■ **Assigned task**
Given the listing below, reproduce all of it exactly.

■ **Source data**
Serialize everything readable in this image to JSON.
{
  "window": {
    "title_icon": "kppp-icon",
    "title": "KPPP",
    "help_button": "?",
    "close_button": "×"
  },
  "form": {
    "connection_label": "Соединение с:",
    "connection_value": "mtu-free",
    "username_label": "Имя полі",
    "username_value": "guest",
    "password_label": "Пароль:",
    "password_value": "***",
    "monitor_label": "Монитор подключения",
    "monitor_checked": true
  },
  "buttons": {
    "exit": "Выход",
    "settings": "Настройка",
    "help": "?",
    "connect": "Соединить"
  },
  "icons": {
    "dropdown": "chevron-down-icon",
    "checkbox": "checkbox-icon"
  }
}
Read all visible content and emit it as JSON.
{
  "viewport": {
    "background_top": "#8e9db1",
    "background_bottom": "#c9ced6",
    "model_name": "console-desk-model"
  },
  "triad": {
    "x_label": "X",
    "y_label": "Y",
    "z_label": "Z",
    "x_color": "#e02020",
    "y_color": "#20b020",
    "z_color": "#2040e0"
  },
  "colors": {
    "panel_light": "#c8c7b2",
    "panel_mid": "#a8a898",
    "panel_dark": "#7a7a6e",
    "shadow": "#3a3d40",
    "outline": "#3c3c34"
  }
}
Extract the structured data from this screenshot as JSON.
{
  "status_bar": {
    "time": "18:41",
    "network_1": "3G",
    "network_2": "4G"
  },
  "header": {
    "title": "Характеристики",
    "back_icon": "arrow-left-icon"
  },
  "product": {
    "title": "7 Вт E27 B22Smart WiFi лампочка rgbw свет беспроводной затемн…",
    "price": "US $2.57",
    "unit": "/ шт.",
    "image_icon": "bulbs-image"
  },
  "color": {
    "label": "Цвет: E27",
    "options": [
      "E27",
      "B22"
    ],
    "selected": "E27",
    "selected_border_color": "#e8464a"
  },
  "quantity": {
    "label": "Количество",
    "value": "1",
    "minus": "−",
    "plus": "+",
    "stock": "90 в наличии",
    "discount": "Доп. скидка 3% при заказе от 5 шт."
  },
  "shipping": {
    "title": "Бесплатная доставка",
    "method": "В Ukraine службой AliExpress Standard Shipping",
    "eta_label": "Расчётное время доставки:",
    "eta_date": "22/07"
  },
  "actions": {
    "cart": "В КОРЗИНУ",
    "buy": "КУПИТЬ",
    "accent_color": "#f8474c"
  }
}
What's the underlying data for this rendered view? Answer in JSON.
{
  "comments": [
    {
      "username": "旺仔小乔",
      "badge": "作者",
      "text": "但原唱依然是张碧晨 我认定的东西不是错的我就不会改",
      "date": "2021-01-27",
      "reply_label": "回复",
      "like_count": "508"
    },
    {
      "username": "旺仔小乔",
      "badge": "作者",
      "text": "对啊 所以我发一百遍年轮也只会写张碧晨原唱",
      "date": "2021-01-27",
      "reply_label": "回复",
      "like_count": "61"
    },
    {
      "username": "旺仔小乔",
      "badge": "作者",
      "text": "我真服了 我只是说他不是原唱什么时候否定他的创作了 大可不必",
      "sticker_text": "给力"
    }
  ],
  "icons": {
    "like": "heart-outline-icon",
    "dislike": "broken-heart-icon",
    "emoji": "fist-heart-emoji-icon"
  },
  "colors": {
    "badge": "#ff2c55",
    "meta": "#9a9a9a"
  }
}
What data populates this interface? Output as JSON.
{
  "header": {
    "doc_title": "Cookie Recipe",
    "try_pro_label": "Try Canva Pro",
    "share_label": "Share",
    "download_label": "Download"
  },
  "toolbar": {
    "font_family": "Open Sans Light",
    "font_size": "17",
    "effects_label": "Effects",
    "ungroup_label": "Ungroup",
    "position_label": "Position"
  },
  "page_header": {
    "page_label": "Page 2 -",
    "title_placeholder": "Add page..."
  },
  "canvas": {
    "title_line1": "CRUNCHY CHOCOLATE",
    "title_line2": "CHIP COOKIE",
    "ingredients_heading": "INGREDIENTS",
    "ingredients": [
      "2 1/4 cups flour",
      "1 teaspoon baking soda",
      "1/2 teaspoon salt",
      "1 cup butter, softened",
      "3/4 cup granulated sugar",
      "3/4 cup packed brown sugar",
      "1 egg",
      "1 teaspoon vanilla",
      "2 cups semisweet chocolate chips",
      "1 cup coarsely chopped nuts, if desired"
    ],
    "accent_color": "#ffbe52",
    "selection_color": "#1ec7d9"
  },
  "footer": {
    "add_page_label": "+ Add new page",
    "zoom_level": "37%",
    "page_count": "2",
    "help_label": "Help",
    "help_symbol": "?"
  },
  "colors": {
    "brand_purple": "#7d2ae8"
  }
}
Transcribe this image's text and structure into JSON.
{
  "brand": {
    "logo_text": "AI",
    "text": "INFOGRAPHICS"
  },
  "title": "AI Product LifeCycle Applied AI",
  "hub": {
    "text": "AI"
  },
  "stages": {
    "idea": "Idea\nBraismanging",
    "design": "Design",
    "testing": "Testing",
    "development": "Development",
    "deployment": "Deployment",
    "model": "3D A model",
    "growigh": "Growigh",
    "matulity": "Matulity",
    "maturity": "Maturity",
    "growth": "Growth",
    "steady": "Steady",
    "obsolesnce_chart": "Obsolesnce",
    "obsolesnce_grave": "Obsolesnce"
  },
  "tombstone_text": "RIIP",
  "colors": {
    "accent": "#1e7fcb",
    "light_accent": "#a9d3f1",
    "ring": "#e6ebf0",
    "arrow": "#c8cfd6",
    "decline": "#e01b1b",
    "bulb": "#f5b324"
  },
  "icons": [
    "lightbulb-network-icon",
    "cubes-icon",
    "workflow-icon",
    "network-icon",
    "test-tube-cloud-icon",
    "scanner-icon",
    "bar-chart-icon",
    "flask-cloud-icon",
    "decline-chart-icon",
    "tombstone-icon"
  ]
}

■ **Your solution**
Serialize everything readable in this image to JSON.
{
  "window": {
    "title_icon": "kppp-icon",
    "title": "KPPP",
    "help_button": "?",
    "close_button": "×"
  },
  "form": {
    "connection_label": "Соединение с:",
    "connection_value": "mtu-free",
    "username_label": "Имя полі",
    "username_value": "guest",
    "password_label": "Пароль:",
    "password_value": "***",
    "monitor_label": "Монитор подключения",
    "monitor_checked": true
  },
  "buttons": {
    "exit": "Выход",
    "settings": "Настройка",
    "help": "?",
    "connect": "Соединить"
  },
  "icons": {
    "dropdown": "chevron-down-icon",
    "checkbox": "checkbox-icon"
  }
}
Read all visible content and emit it as JSON.
{
  "viewport": {
    "background_top": "#8e9db1",
    "background_bottom": "#c9ced6",
    "model_name": "console-desk-model"
  },
  "triad": {
    "x_label": "X",
    "y_label": "Y",
    "z_label": "Z",
    "x_color": "#e02020",
    "y_color": "#20b020",
    "z_color": "#2040e0"
  },
  "colors": {
    "panel_light": "#c8c7b2",
    "panel_mid": "#a8a898",
    "panel_dark": "#7a7a6e",
    "shadow": "#3a3d40",
    "outline": "#3c3c34"
  }
}
Extract the structured data from this screenshot as JSON.
{
  "status_bar": {
    "time": "18:41",
    "network_1": "3G",
    "network_2": "4G"
  },
  "header": {
    "title": "Характеристики",
    "back_icon": "arrow-left-icon"
  },
  "product": {
    "title": "7 Вт E27 B22Smart WiFi лампочка rgbw свет беспроводной затемн…",
    "price": "US $2.57",
    "unit": "/ шт.",
    "image_icon": "bulbs-image"
  },
  "color": {
    "label": "Цвет: E27",
    "options": [
      "E27",
      "B22"
    ],
    "selected": "E27",
    "selected_border_color": "#e8464a"
  },
  "quantity": {
    "label": "Количество",
    "value": "1",
    "minus": "−",
    "plus": "+",
    "stock": "90 в наличии",
    "discount": "Доп. скидка 3% при заказе от 5 шт."
  },
  "shipping": {
    "title": "Бесплатная доставка",
    "method": "В Ukraine службой AliExpress Standard Shipping",
    "eta_label": "Расчётное время доставки:",
    "eta_date": "22/07"
  },
  "actions": {
    "cart": "В КОРЗИНУ",
    "buy": "КУПИТЬ",
    "accent_color": "#f8474c"
  }
}
What's the underlying data for this rendered view? Answer in JSON.
{
  "comments": [
    {
      "username": "旺仔小乔",
      "badge": "作者",
      "text": "但原唱依然是张碧晨 我认定的东西不是错的我就不会改",
      "date": "2021-01-27",
      "reply_label": "回复",
      "like_count": "508"
    },
    {
      "username": "旺仔小乔",
      "badge": "作者",
      "text": "对啊 所以我发一百遍年轮也只会写张碧晨原唱",
      "date": "2021-01-27",
      "reply_label": "回复",
      "like_count": "61"
    },
    {
      "username": "旺仔小乔",
      "badge": "作者",
      "text": "我真服了 我只是说他不是原唱什么时候否定他的创作了 大可不必",
      "sticker_text": "给力"
    }
  ],
  "icons": {
    "like": "heart-outline-icon",
    "dislike": "broken-heart-icon",
    "emoji": "fist-heart-emoji-icon"
  },
  "colors": {
    "badge": "#ff2c55",
    "meta": "#9a9a9a"
  }
}
What data populates this interface? Output as JSON.
{
  "header": {
    "doc_title": "Cookie Recipe",
    "try_pro_label": "Try Canva Pro",
    "share_label": "Share",
    "download_label": "Download"
  },
  "toolbar": {
    "font_family": "Open Sans Light",
    "font_size": "17",
    "effects_label": "Effects",
    "ungroup_label": "Ungroup",
    "position_label": "Position"
  },
  "page_header": {
    "page_label": "Page 2 -",
    "title_placeholder": "Add page..."
  },
  "canvas": {
    "title_line1": "CRUNCHY CHOCOLATE",
    "title_line2": "CHIP COOKIE",
    "ingredients_heading": "INGREDIENTS",
    "ingredients": [
      "2 1/4 cups flour",
      "1 teaspoon baking soda",
      "1/2 teaspoon salt",
      "1 cup butter, softened",
      "3/4 cup granulated sugar",
      "3/4 cup packed brown sugar",
      "1 egg",
      "1 teaspoon vanilla",
      "2 cups semisweet chocolate chips",
      "1 cup coarsely chopped nuts, if desired"
    ],
    "accent_color": "#ffbe52",
    "selection_color": "#1ec7d9"
  },
  "footer": {
    "add_page_label": "+ Add new page",
    "zoom_level": "37%",
    "page_count": "2",
    "help_label": "Help",
    "help_symbol": "?"
  },
  "colors": {
    "brand_purple": "#7d2ae8"
  }
}
Transcribe this image's text and structure into JSON.
{
  "brand": {
    "logo_text": "AI",
    "text": "INFOGRAPHICS"
  },
  "title": "AI Product LifeCycle Applied AI",
  "hub": {
    "text": "AI"
  },
  "stages": {
    "idea": "Idea\nBraismanging",
    "design": "Design",
    "testing": "Testing",
    "development": "Development",
    "deployment": "Deployment",
    "model": "3D A model",
    "growigh": "Growigh",
    "matulity": "Matulity",
    "maturity": "Maturity",
    "growth": "Growth",
    "steady": "Steady",
    "obsolesnce_chart": "Obsolesnce",
    "obsolesnce_grave": "Obsolesnce"
  },
  "tombstone_text": "RIIP",
  "colors": {
    "accent": "#1e7fcb",
    "light_accent": "#a9d3f1",
    "ring": "#e6ebf0",
    "arrow": "#c8cfd6",
    "decline": "#e01b1b",
    "bulb": "#f5b324"
  },
  "icons": [
    "lightbulb-network-icon",
    "cubes-icon",
    "workflow-icon",
    "network-icon",
    "test-tube-cloud-icon",
    "scanner-icon",
    "bar-chart-icon",
    "flask-cloud-icon",
    "decline-chart-icon",
    "tombstone-icon"
  ]
}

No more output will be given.